I’ve been a bit overly busy to actually write a blog recently. Thanks to Christie Malry for reminding me I have one…
One of the things that I thought I might put here is a little response to the remark made by Richard Murphy regarding me “cooperating with an unnamed person claiming to be a chartered accountant on the web”.
Personally, I took that as being aimed at me. The ethical dubiousness attaching itself to the cooperation with, rather than the being a, chartered accountant. Presumably the unnamed part doesn’t help.
I don’t think that it really matters. It was really a bit of banter on twitter as far as I was concerned and given that the calculation attached to a hypothetical personal service company, I completed a hypothetical engagement letter, performed hypothetical money laundering checks before issuing a hypothetical engagement letter and then submitting a real 64-8 to HMRC for “A Completely Hypothetical Company Limited”.
I checked Companies House. There is no “A Completely Hypothetical Company Limited”. I also headed the letter “taking the piss” before I sent it to HMRC.

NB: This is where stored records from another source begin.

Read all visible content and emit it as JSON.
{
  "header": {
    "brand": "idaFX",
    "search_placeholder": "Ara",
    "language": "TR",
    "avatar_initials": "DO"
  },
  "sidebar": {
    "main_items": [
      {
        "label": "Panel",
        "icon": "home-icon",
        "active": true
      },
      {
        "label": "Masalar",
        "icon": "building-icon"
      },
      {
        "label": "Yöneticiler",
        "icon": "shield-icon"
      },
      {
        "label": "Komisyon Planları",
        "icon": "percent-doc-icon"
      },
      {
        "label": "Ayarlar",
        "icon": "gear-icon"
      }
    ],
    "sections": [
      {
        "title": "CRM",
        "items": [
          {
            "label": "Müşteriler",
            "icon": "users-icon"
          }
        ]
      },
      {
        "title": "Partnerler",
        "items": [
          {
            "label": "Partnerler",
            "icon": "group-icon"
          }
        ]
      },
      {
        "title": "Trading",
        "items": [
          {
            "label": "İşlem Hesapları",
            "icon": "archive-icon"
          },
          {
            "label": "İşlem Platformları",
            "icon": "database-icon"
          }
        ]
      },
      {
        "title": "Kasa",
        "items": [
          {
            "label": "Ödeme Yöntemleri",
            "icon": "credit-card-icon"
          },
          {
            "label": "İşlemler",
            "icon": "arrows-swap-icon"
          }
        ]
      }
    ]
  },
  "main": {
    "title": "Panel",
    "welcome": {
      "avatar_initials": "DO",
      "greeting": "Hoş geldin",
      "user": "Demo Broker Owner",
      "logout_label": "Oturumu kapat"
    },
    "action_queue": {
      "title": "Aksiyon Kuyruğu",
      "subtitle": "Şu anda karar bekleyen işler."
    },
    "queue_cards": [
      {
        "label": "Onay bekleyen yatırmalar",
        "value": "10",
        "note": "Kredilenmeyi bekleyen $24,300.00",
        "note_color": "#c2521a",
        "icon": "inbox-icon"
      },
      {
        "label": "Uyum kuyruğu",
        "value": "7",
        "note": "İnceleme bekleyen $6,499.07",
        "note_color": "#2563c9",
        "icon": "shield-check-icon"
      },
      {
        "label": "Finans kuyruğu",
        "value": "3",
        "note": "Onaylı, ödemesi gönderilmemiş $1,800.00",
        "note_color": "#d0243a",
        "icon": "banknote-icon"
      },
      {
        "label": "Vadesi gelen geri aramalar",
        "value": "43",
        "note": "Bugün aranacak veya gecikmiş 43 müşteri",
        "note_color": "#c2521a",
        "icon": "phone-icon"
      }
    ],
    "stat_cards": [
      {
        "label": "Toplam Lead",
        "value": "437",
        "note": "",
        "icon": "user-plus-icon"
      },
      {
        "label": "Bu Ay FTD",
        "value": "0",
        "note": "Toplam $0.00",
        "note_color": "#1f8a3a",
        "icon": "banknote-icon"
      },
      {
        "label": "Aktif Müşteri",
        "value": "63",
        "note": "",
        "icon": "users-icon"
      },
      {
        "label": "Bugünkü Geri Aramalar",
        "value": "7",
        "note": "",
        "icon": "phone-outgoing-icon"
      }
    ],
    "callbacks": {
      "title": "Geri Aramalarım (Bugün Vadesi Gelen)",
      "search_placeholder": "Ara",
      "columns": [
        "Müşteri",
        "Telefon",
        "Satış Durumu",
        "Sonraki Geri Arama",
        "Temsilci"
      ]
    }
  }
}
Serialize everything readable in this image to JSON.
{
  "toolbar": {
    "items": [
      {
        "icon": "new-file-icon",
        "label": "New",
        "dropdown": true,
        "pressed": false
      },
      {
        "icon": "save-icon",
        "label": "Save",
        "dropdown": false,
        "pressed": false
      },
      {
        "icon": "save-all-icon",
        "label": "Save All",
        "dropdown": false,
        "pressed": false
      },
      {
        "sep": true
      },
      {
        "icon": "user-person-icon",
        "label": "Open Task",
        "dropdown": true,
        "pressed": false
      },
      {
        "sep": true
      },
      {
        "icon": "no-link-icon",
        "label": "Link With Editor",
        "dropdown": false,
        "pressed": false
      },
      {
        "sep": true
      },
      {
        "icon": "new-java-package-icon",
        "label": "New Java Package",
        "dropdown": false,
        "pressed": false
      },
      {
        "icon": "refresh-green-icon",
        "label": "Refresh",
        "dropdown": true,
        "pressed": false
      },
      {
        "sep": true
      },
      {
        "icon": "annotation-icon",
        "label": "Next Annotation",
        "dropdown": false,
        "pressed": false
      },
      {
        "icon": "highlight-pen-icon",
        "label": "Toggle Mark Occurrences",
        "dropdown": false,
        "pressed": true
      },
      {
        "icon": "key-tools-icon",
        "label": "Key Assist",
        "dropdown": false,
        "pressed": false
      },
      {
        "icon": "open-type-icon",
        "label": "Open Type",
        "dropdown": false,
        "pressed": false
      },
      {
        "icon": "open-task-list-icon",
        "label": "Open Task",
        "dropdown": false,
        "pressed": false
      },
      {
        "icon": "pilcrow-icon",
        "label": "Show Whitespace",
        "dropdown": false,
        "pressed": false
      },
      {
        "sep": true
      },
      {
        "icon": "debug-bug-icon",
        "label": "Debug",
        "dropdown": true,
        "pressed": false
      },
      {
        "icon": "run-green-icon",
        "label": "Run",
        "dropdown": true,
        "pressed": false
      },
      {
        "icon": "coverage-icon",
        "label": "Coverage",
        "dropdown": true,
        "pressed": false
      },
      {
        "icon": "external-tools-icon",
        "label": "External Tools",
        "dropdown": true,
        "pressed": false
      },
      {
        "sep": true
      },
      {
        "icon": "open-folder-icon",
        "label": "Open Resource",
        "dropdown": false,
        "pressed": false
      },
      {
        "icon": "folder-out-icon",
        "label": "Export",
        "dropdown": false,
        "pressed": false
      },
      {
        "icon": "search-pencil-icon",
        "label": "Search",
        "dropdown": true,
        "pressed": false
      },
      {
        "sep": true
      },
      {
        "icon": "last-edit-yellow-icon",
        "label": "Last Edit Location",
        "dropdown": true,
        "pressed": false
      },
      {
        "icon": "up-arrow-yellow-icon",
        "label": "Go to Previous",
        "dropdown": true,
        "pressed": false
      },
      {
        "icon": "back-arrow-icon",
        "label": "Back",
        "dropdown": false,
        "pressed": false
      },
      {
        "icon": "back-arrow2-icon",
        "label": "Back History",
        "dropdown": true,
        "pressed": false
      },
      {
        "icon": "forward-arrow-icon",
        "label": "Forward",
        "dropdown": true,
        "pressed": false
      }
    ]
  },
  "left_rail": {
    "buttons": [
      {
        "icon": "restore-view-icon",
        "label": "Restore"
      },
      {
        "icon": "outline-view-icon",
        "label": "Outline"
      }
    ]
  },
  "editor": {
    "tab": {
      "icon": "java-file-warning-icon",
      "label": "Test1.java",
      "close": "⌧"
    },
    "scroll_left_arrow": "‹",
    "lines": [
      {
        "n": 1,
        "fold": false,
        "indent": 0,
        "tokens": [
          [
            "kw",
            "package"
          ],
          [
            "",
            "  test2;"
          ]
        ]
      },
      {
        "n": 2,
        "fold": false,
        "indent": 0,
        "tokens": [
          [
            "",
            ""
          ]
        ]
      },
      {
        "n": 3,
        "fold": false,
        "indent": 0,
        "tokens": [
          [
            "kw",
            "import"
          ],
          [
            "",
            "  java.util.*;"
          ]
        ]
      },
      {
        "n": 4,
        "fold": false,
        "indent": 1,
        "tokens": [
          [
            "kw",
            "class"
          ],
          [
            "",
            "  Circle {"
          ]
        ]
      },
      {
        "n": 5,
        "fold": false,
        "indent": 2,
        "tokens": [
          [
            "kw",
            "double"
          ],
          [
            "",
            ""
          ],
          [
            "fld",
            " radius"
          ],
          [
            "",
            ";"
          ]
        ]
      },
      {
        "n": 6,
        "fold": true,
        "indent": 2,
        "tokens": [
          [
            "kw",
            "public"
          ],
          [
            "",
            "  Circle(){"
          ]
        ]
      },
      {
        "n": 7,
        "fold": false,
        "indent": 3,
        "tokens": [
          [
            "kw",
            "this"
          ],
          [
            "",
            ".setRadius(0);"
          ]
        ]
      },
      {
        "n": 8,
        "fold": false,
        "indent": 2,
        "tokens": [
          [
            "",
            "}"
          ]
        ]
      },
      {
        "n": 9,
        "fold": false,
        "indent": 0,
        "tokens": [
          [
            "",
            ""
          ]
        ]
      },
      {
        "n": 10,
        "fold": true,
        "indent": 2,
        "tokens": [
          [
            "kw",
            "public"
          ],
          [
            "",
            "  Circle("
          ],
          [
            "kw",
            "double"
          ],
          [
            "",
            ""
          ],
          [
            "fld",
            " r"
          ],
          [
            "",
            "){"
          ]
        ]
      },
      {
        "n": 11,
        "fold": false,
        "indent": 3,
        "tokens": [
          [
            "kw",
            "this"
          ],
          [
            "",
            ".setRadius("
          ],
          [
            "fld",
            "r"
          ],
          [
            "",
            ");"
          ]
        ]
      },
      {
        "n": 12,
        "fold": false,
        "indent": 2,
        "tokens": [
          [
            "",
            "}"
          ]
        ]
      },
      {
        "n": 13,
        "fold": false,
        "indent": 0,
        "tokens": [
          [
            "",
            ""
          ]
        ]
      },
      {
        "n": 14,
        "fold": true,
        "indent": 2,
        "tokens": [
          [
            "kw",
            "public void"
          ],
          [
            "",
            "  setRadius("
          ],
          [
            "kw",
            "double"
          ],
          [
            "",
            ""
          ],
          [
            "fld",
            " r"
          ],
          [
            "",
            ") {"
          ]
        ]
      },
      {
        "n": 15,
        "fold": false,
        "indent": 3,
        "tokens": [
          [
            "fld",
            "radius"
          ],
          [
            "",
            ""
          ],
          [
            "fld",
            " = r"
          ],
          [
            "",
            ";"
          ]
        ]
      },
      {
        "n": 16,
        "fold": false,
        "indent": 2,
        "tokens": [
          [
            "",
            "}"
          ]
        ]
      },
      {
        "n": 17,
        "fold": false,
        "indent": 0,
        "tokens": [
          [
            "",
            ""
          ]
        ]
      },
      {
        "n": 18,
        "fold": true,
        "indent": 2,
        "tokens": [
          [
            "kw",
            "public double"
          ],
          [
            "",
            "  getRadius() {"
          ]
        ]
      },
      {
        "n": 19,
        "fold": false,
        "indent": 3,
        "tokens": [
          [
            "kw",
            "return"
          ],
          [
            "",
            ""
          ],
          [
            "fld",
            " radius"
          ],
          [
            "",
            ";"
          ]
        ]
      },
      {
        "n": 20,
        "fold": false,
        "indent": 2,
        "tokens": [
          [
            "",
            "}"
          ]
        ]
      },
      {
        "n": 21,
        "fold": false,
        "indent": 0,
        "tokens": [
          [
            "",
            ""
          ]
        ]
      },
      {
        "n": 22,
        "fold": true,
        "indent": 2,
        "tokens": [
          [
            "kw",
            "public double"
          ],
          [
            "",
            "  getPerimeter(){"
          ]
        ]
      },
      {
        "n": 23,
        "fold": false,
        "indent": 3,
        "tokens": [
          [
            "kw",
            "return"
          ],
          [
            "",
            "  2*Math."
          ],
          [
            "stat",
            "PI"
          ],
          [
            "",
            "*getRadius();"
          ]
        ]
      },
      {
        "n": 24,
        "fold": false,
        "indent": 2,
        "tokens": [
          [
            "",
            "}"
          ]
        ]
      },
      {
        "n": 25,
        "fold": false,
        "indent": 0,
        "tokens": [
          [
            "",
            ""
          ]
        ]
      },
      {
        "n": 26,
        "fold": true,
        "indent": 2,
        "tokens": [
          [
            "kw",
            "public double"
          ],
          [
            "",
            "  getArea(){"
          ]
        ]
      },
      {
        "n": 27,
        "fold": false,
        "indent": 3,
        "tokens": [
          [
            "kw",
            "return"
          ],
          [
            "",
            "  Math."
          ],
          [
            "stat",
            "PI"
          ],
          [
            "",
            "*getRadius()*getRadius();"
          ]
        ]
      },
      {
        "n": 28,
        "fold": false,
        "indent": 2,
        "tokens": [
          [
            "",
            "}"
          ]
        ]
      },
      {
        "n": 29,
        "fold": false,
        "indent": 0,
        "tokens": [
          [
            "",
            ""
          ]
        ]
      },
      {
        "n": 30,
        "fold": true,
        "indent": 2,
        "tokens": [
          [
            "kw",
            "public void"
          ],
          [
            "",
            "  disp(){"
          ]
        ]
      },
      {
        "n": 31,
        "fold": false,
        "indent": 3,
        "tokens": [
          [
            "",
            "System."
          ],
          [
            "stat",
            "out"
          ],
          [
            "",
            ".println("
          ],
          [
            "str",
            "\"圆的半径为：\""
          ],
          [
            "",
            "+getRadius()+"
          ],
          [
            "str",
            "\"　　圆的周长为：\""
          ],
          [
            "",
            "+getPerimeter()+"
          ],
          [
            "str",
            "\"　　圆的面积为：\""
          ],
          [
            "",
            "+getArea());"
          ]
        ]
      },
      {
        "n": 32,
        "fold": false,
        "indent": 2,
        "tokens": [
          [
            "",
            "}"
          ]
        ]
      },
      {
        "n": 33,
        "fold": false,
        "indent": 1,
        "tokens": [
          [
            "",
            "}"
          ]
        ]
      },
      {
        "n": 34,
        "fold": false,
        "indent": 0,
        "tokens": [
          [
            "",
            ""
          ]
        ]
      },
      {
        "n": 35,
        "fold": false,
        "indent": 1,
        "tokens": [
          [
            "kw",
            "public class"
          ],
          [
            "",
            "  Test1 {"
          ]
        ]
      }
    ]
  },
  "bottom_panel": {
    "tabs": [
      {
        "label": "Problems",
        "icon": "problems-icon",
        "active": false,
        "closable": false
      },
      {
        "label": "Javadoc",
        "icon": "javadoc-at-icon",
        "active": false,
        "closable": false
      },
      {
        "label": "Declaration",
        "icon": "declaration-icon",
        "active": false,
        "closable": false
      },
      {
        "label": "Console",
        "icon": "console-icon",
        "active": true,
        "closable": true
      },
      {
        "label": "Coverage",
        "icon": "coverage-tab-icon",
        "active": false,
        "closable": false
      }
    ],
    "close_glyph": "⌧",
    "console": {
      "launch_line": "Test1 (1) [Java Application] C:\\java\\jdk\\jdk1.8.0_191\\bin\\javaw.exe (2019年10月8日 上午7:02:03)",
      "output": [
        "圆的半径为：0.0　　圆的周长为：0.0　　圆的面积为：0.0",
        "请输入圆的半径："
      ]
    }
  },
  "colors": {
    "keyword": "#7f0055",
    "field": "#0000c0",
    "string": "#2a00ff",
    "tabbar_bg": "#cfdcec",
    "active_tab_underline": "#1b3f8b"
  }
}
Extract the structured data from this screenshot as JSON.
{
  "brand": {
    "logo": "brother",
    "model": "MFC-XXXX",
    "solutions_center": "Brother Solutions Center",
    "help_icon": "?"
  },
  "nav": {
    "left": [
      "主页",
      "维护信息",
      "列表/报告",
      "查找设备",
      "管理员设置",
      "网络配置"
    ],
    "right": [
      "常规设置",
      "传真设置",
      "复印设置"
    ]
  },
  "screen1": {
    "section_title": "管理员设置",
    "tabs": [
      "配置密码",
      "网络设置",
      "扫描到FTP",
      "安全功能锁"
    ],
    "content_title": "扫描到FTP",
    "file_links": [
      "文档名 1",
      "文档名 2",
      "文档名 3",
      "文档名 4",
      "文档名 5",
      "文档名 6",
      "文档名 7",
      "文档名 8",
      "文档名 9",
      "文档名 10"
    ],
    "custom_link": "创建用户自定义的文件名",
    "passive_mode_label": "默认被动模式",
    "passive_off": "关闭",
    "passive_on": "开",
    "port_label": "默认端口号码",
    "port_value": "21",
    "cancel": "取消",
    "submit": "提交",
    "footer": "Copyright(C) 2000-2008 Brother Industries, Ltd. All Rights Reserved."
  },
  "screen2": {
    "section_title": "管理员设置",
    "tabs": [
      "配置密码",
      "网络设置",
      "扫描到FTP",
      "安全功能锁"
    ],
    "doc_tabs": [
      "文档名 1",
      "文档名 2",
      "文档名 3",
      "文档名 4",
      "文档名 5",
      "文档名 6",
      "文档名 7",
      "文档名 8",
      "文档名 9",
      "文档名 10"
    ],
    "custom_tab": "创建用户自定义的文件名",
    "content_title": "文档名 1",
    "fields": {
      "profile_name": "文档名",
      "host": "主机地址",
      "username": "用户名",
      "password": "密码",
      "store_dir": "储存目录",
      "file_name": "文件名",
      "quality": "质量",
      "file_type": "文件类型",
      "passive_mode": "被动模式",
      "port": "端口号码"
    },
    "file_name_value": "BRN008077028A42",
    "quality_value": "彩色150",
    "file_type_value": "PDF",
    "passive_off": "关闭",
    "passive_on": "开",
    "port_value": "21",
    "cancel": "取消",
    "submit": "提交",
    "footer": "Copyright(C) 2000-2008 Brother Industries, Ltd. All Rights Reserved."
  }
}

Anyway, administrative duties and risk management being done, I decided that maths is maths, and Murphy was incorrect and being a tad hypocritical. Not that Chas Roy-Chowdury was correct (in his original article), but Murphy’s criticisms, as Christie Malry points out, are arguably applicable to him.
Most people on the internet are unnamed and could be anybody as far as I’m concerned. It doesn’t mean that when they make a point it is any less valid than if they were a named person standing next to me with their passport in their hand.
At first all I did was post a link to the blog, because I felt it was obvious to any accountancy or tax professional that Murphy’s calculations were wrong, and they would see the irony.
I had a chat with a couple of people on twitter, including Christie and had a quick go at the calculations. When you think somebody is wrong, it’s probably best to make sure not just that they’re wrong, but you know why they’re wrong.
In my opinion, in Chas’ original article, and in the corrected version, the figure for the tax paid on PAYE is incorrect insofar as it is used for comparison purposes.
The comparison isn’t like-for-like.
One is for £200,000 of salary from the company, not including employer’s NICs, which would cost an additional £26,566 in NICs, the other is for £200,000 of income to the company.
The company would need income of £226,566 to pay the salary without making a loss.
A far better way of comparing the efficacy of the two options is the way which Christie did, which is to look at £200,000 of income to the company and see what the shareholder receives at the end by either salary or dividend.
I’m talking about the sort of calculation you would actually perform for remuneration planning purposes.
And for anybody looking for bonus points, yes, you should pay out salary of £7,488 to optimise the calculation.
PS I notice this blog has been now linked to from Tax Research UK. Please read this Tax gap corporation tax rate analysis